● Try it
Give only the number of lines in the records below that contain the word "ClazzBizTest".

[Data records for software interfaces]
┄┄┄┄┄┄

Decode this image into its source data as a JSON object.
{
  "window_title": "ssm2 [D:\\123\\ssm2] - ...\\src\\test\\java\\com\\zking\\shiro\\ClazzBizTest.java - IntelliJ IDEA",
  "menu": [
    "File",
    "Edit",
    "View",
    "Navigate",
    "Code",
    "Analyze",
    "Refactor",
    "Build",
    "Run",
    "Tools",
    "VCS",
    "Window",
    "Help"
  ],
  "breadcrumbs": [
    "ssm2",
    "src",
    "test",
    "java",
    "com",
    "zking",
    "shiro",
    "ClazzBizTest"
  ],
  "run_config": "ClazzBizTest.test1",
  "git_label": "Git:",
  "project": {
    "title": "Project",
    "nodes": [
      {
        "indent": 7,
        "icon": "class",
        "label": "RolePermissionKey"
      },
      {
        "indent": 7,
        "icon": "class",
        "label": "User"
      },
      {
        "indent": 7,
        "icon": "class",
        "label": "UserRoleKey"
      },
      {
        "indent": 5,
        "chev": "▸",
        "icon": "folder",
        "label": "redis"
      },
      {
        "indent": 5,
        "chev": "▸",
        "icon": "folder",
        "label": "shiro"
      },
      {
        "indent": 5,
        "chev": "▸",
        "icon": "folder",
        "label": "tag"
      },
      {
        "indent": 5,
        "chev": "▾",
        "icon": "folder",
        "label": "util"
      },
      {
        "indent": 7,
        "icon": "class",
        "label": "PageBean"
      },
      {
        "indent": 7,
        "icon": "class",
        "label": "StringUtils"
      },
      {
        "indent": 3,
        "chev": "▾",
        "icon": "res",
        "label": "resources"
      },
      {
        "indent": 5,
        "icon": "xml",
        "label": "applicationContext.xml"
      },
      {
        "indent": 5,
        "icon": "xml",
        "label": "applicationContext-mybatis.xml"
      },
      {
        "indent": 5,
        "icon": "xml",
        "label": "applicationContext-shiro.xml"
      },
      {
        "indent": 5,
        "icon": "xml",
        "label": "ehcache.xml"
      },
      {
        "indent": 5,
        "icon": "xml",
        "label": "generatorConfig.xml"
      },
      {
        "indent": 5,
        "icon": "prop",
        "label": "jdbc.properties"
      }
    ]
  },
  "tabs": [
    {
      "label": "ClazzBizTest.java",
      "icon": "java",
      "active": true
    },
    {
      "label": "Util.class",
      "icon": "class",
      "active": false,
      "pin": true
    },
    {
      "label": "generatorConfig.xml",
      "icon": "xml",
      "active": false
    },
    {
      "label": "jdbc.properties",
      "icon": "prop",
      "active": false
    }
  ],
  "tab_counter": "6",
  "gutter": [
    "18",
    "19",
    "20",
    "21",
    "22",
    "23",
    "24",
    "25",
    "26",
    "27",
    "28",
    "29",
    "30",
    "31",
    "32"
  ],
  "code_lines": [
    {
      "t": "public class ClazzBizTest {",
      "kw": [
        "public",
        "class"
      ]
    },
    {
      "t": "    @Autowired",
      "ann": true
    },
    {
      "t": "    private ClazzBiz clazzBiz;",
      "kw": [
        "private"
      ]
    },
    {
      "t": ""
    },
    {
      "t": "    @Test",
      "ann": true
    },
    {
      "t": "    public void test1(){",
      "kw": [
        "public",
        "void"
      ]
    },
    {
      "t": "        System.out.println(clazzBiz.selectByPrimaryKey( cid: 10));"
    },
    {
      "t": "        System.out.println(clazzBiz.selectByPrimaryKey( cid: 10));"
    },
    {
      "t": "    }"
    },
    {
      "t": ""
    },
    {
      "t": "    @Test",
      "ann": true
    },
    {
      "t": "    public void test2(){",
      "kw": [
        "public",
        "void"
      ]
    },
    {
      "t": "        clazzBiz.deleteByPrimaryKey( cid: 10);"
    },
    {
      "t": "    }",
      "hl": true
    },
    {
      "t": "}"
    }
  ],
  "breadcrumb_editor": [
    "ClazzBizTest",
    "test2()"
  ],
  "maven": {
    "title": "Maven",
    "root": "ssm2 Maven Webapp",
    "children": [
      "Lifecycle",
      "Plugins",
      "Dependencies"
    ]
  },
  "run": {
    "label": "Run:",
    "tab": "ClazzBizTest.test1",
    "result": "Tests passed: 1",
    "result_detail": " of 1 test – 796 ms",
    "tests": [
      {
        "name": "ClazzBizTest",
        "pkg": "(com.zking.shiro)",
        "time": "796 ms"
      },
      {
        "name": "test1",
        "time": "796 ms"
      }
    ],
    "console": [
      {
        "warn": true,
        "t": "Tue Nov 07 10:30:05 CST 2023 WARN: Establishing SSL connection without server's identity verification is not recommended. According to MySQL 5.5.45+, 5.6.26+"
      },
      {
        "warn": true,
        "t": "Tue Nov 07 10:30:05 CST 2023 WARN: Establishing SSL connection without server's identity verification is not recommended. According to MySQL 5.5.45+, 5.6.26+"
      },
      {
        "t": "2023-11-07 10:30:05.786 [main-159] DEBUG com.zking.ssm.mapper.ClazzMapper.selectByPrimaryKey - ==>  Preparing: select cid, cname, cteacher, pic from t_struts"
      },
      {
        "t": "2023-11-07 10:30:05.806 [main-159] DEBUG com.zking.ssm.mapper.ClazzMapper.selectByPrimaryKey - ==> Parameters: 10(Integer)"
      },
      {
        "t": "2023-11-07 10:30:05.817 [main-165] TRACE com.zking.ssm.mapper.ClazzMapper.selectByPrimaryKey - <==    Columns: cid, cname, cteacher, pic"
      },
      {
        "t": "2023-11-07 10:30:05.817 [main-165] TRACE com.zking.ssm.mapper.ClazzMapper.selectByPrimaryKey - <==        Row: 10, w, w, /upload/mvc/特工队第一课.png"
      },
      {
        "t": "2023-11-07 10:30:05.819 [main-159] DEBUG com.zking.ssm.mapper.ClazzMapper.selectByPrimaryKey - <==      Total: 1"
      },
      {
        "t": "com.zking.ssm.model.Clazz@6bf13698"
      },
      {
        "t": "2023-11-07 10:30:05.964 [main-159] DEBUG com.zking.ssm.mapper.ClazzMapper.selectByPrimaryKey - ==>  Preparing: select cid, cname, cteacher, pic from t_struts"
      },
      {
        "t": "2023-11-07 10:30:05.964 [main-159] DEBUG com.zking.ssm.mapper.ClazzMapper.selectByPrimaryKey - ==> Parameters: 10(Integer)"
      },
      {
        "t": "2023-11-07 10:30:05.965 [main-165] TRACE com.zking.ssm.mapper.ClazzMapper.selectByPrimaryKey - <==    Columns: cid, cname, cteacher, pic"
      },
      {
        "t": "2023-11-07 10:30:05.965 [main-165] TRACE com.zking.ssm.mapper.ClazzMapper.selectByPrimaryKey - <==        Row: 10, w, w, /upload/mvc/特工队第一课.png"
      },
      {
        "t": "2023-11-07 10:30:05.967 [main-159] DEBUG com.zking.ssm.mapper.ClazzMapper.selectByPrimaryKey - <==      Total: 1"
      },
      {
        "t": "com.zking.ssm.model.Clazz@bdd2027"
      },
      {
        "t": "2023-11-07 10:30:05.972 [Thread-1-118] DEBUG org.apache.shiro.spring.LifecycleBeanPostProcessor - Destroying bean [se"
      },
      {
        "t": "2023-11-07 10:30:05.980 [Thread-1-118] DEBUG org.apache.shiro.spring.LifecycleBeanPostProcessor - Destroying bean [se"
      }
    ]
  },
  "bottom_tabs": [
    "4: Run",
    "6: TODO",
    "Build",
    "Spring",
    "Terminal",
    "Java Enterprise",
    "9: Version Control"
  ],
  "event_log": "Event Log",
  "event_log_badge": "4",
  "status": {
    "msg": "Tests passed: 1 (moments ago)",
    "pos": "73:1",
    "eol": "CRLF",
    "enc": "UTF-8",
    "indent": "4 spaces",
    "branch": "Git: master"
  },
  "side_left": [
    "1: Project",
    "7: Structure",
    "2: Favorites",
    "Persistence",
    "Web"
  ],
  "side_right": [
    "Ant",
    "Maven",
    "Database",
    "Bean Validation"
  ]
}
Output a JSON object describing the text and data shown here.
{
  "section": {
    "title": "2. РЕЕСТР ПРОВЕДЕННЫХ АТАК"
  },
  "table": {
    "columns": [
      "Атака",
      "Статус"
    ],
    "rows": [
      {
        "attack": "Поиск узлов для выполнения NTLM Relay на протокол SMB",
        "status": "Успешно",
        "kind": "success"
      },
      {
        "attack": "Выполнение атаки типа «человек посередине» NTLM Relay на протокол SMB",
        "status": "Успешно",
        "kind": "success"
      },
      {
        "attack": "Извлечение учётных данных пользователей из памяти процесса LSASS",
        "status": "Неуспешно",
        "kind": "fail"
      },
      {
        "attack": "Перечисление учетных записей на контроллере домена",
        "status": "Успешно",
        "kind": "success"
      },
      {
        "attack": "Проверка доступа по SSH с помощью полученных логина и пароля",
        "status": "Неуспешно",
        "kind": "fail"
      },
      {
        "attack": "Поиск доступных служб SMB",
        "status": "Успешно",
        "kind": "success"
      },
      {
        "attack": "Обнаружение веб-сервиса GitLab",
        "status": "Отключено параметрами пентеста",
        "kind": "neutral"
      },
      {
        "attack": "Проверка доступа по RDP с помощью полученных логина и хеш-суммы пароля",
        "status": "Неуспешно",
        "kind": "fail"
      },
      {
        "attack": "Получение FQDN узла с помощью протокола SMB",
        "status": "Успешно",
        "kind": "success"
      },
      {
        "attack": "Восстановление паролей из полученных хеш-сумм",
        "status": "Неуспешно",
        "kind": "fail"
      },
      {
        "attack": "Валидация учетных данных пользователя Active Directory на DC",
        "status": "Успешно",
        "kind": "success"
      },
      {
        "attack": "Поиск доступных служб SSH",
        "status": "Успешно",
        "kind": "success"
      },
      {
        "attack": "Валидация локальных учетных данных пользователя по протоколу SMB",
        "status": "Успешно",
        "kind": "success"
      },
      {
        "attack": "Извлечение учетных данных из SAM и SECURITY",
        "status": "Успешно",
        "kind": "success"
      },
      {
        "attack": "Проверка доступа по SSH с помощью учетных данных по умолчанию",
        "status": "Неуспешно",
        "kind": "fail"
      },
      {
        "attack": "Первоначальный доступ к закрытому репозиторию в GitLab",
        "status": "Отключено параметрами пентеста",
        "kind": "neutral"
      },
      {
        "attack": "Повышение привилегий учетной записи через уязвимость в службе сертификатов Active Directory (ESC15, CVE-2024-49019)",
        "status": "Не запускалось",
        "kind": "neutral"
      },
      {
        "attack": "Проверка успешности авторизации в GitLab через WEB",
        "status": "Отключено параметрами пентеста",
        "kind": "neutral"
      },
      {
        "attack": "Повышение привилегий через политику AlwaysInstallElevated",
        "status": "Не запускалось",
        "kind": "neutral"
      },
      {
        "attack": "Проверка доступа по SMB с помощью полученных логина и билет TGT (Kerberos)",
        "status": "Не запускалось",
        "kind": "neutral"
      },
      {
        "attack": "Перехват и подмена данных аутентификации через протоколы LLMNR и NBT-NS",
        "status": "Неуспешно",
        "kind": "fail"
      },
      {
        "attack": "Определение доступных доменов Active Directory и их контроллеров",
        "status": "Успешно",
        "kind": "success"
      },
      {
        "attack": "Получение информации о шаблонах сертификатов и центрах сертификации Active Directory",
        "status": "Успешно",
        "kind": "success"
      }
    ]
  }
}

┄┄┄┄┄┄

● Written answer
8